• [SUPPLIED RECORDS]
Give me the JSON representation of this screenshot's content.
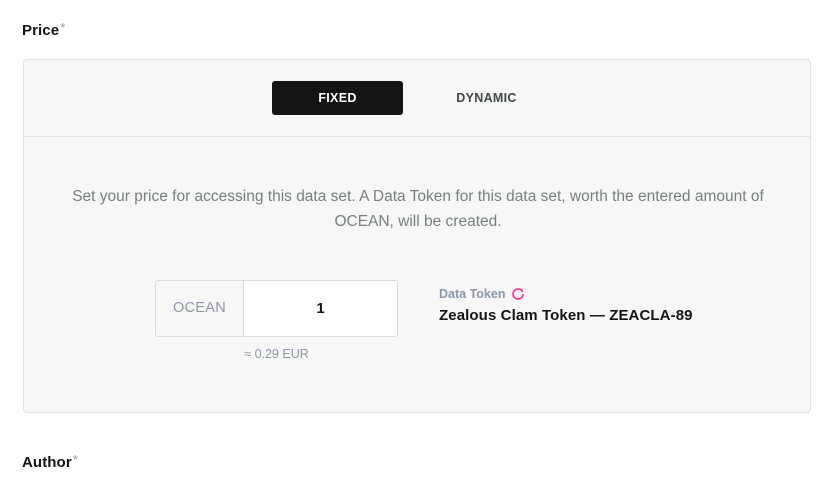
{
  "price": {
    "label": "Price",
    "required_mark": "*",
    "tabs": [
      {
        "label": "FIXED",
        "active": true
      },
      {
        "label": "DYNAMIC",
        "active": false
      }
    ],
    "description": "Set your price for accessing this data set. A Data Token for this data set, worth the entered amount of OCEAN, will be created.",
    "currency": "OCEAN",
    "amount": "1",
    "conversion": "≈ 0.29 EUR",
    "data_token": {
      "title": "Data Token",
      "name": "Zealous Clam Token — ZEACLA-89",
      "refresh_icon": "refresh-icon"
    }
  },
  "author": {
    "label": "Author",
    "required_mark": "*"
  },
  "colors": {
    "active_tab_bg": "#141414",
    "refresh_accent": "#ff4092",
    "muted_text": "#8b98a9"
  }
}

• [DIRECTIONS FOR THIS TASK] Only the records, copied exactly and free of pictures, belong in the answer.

• [RESULT OF THIS EXERCISE]
Give me the JSON representation of this screenshot's content.
{
  "price": {
    "label": "Price",
    "required_mark": "*",
    "tabs": [
      {
        "label": "FIXED",
        "active": true
      },
      {
        "label": "DYNAMIC",
        "active": false
      }
    ],
    "description": "Set your price for accessing this data set. A Data Token for this data set, worth the entered amount of OCEAN, will be created.",
    "currency": "OCEAN",
    "amount": "1",
    "conversion": "≈ 0.29 EUR",
    "data_token": {
      "title": "Data Token",
      "name": "Zealous Clam Token — ZEACLA-89",
      "refresh_icon": "refresh-icon"
    }
  },
  "author": {
    "label": "Author",
    "required_mark": "*"
  },
  "colors": {
    "active_tab_bg": "#141414",
    "refresh_accent": "#ff4092",
    "muted_text": "#8b98a9"
  }
}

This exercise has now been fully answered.